Jennifer Fong, Social Media Associate, recently sat down with Luce & Associates President Alan Luce to answer the most common questions direct selling executives have about social media.  The result is an article in this month’s issue of Direct Selling News.  We invite you to read the entire article here: http://www.directsellingnews.com/index.php/site/entries_archive_display/when_party_plan_and_social_media_collide

Alan Luce

Alan Luce

Jennifer Fong

Jennifer Fong

Few people in the direct sales industry can match the experience, expertise and successes of Alan Luce. With over 25 years in senior management, guiding start-ups and established companies alike, Alan has met virtually every challenge a direct sales executive can face.  Learn more about how Alan can help your company at http://www.luceandassociates.com/Alan-Luce.html.

Jennifer Fong helps direct sales companies leverage the power of social media marketing to increase sales and recruiting, and manage online brand perception. To learn more about how Jennifer can help your company, visit http://luceandassociates.com/Jennifer-Fong.html.

momchildcomputerWith the advent of social media tools, there can be the temptation to think that the party element of a direct sales business is a thing of the past.  Now that social media has arrived on the scene, do direct sellers really need to continue doing parties, and running the business the “old fashioned way?”  Can’t we just point everybody to our website, and call it a day?  And wouldn’t it make recruiting easier, if those people who don’t want to do parties could now be told they don’t have to?

For people who are serious about building and growing a direct sales business, the answer is a resounding “NO.”  Social media tools are fantastic for finding new prospects for a direct sales business, for providing superior customer service, for participating in the conversation that is defining your brand, and for positioning yourself as an expert that people turn to for advice and products.  However it is my very strong opinion that it is NOT a substitute for booking, selling, and recruiting.

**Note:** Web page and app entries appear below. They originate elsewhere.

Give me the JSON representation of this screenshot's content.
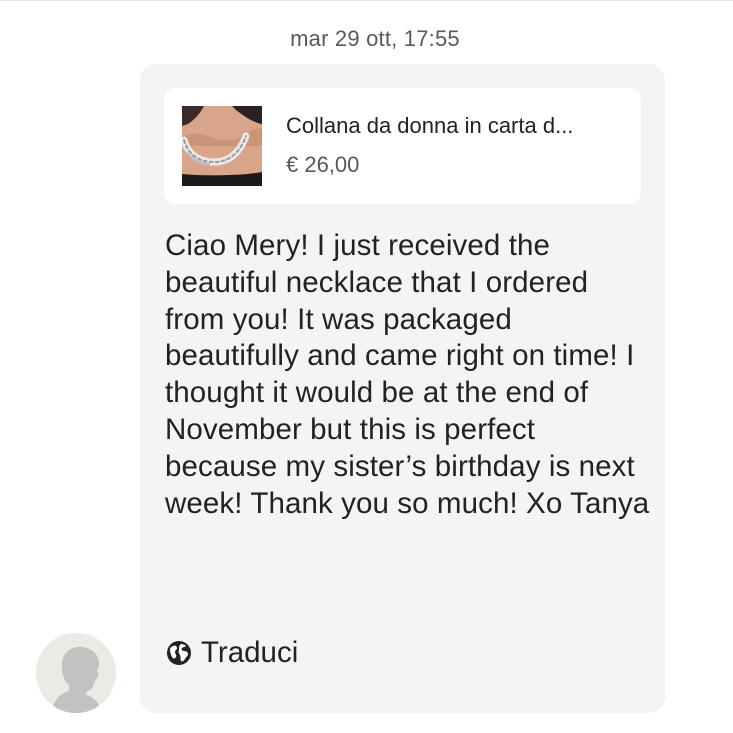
{
  "timestamp": "mar 29 ott, 17:55",
  "listing": {
    "title": "Collana da donna in carta d...",
    "price": "€ 26,00",
    "thumbnail_icon": "necklace-photo"
  },
  "message": {
    "text": "Ciao Mery! I just received the beautiful necklace that I ordered from you! It was packaged beautifully and came right on time! I thought it would be at the end of November but this is perfect because my sister’s birthday is next week! Thank you so much! Xo Tanya"
  },
  "translate": {
    "label": "Traduci",
    "icon": "globe-icon"
  },
  "avatar": {
    "icon": "default-user-silhouette"
  },
  "colors": {
    "bubble_background": "#f4f4f4",
    "card_background": "#ffffff",
    "primary_text": "#222222",
    "secondary_text": "#595959"
  }
}
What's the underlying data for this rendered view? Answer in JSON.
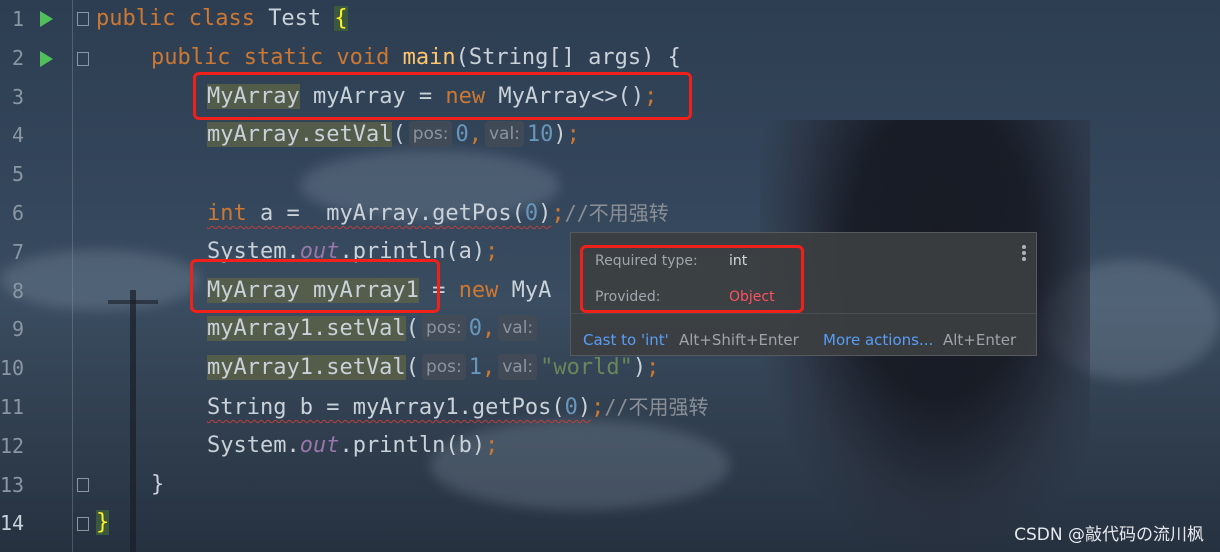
{
  "gutter": {
    "line_numbers": [
      "1",
      "2",
      "3",
      "4",
      "5",
      "6",
      "7",
      "8",
      "9",
      "10",
      "11",
      "12",
      "13",
      "14"
    ]
  },
  "code": {
    "l1": {
      "kw": "public class ",
      "name": "Test ",
      "brace": "{"
    },
    "l2": {
      "kw": "public static void ",
      "fn": "main",
      "rest": "(String[] args) {"
    },
    "l3": {
      "type": "MyArray",
      "var": " myArray = ",
      "kw": "new",
      "rest": " MyArray<>()",
      "semi": ";"
    },
    "l4": {
      "call": "myArray.setVal",
      "open": "(",
      "hint1": "pos:",
      "n1": "0",
      "comma": ",",
      "hint2": "val:",
      "n2": "10",
      "close": ")",
      "semi": ";"
    },
    "l6": {
      "kw": "int",
      "rest": " a =  myArray.getPos(",
      "n": "0",
      "close": ")",
      "semi": ";",
      "comment": "//不用强转"
    },
    "l7": {
      "a": "System.",
      "static": "out",
      "b": ".println(a)",
      "semi": ";"
    },
    "l8": {
      "type": "MyArray",
      "var": " myArray1",
      "eq": " = ",
      "kw": "new",
      "rest": " MyA"
    },
    "l9": {
      "call": "myArray1.setVal",
      "open": "(",
      "hint1": "pos:",
      "n1": "0",
      "comma": ",",
      "hint2": "val:"
    },
    "l10": {
      "call": "myArray1.setVal",
      "open": "(",
      "hint1": "pos:",
      "n1": "1",
      "comma": ",",
      "hint2": "val:",
      "str": "\"world\"",
      "close": ")",
      "semi": ";"
    },
    "l11": {
      "a": "String b = myArray1.getPos(",
      "n": "0",
      "close": ")",
      "semi": ";",
      "comment": "//不用强转"
    },
    "l12": {
      "a": "System.",
      "static": "out",
      "b": ".println(b)",
      "semi": ";"
    },
    "l13": {
      "brace": "}"
    },
    "l14": {
      "brace": "}"
    }
  },
  "popup": {
    "required_label": "Required type:",
    "required_value": "int",
    "provided_label": "Provided:",
    "provided_value": "Object",
    "action1": "Cast to 'int'",
    "action1_shortcut": "Alt+Shift+Enter",
    "action2": "More actions...",
    "action2_shortcut": "Alt+Enter"
  },
  "colors": {
    "keyword": "#cc7832",
    "function": "#ffc66d",
    "number": "#6897bb",
    "string": "#6a8759",
    "static_field": "#9876aa",
    "error_text": "#ff5261",
    "link": "#589df6",
    "highlight_box": "#f0201a"
  },
  "watermark": "CSDN @敲代码の流川枫"
}
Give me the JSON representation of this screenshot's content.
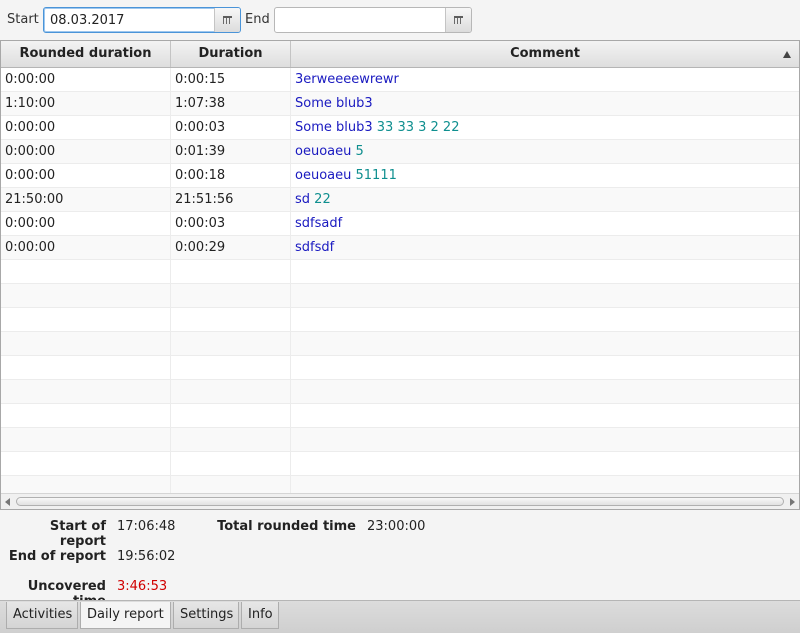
{
  "filters": {
    "start_label": "Start",
    "start_value": "08.03.2017",
    "end_label": "End",
    "end_value": ""
  },
  "table": {
    "columns": [
      "Rounded duration",
      "Duration",
      "Comment"
    ],
    "sort_column": "Comment",
    "rows": [
      {
        "rounded": "0:00:00",
        "duration": "0:00:15",
        "comment": "3erweeeewrewr",
        "tags": ""
      },
      {
        "rounded": "1:10:00",
        "duration": "1:07:38",
        "comment": "Some blub3",
        "tags": ""
      },
      {
        "rounded": "0:00:00",
        "duration": "0:00:03",
        "comment": "Some blub3",
        "tags": "33 33 3 2 22"
      },
      {
        "rounded": "0:00:00",
        "duration": "0:01:39",
        "comment": "oeuoaeu",
        "tags": "5"
      },
      {
        "rounded": "0:00:00",
        "duration": "0:00:18",
        "comment": "oeuoaeu",
        "tags": "51111"
      },
      {
        "rounded": "21:50:00",
        "duration": "21:51:56",
        "comment": "sd",
        "tags": "22"
      },
      {
        "rounded": "0:00:00",
        "duration": "0:00:03",
        "comment": "sdfsadf",
        "tags": ""
      },
      {
        "rounded": "0:00:00",
        "duration": "0:00:29",
        "comment": "sdfsdf",
        "tags": ""
      }
    ]
  },
  "summary": {
    "start_label": "Start of report",
    "start_value": "17:06:48",
    "end_label": "End of report",
    "end_value": "19:56:02",
    "uncovered_label": "Uncovered time",
    "uncovered_value": "3:46:53",
    "total_label": "Total rounded time",
    "total_value": "23:00:00"
  },
  "tabs": [
    {
      "label": "Activities",
      "selected": false
    },
    {
      "label": "Daily report",
      "selected": true
    },
    {
      "label": "Settings",
      "selected": false
    },
    {
      "label": "Info",
      "selected": false
    }
  ],
  "colors": {
    "comment": "#1a1ac0",
    "tag": "#0f8f8f",
    "uncovered": "#d00000"
  },
  "icons": [
    "calendar-icon",
    "sort-ascending-icon",
    "scroll-left-icon",
    "scroll-right-icon"
  ]
}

First of all, parties are where the immediate income for a direct sales business comes from, at least in the party plan model.  All party plan companies should have party averages, and when a consultant does a party, she can pretty much count on making a certain amount of money.  Parties also give people a chance to interact with a consultant in real life, see and touch the products, and enjoy the experience of being with friends while making informed purchasing decisions.  In short, nothing replaces the party.  (There are online party options, but in my experience they are not as profitable.  This is a conversation for another post.)

Social media marketing also has a longer cycle.  It takes time to build relationships online, develop content for a blog, and build up enough know, like, and trust factor to get someone to make a purchase from you.  You have to connect with someone 7-15 times online, typically, before they’ll make a purchase from you.  There are online tools that help you do this, but you do need to invest time into building those relationships.

Jennifer Fong, Social Media Associate

Jennifer Fong, Social Media Associate

Social media marketing is an additional tool to help build a party plan direct sales business.  It can enable a consultant to connect with people they couldn’t have met otherwise (cast a wider net), find people that are business minded and specifically looking for an opportunity, and provide superior customer service and customer contact through community-building online groups and events.  Once those initial contacts are made at live parties, customers can get better service and follow-up which can result in a thriving reorder business when they are plugged into that consultant through social media.

In short, social media complements a traditional party plan model in many ways, and can enhance what you already do.  But nothing replaces the core business activities of booking parties, selling products, and recruiting new consultants.

Learn more about how we can help you with your direct sales company’s social media strategy at http://luceandassociates.com/Jennifer-Fong.html

What are your thoughts on this?  Have you had experiences that prove or disprove this?  Would love to hear your comments!